== Segment start ==

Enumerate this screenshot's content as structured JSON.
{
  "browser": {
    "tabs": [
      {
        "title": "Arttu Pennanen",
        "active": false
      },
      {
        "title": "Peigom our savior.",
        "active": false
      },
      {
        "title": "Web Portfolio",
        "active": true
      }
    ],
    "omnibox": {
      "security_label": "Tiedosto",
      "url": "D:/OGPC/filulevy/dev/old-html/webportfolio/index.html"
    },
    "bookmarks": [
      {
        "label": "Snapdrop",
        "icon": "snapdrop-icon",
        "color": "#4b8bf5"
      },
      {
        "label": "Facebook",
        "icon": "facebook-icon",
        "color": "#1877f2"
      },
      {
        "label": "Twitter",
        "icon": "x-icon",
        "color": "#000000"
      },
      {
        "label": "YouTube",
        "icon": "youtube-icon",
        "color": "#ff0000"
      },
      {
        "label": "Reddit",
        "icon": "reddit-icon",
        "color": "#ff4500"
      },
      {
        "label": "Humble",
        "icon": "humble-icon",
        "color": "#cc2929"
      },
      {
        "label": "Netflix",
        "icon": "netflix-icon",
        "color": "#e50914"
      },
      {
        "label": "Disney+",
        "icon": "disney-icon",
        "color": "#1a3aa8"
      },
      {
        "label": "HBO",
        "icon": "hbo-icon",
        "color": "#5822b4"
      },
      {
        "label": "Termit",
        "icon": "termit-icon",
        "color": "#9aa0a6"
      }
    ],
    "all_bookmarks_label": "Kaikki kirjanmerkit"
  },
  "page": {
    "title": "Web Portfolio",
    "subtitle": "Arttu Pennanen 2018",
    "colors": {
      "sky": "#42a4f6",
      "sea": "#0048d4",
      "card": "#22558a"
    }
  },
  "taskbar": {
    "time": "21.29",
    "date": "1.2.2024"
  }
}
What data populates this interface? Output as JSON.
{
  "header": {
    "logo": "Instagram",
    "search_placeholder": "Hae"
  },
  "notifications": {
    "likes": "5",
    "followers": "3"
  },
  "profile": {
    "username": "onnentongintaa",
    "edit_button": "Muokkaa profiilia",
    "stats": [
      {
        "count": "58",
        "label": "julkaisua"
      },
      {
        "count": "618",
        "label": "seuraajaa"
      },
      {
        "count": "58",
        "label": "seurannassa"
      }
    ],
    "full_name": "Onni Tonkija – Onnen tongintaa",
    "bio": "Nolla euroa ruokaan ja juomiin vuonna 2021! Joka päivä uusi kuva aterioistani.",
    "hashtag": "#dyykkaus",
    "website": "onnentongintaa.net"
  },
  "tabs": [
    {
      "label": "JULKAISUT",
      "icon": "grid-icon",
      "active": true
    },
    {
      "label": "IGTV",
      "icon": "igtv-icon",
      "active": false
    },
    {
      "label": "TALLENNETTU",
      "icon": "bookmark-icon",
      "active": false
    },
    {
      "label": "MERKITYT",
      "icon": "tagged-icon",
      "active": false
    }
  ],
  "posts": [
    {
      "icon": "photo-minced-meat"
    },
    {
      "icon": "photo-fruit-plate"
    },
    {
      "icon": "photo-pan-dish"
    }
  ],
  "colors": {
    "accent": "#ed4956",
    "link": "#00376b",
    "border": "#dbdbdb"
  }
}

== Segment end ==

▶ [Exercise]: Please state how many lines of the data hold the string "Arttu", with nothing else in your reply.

▶ [Task answer]: 2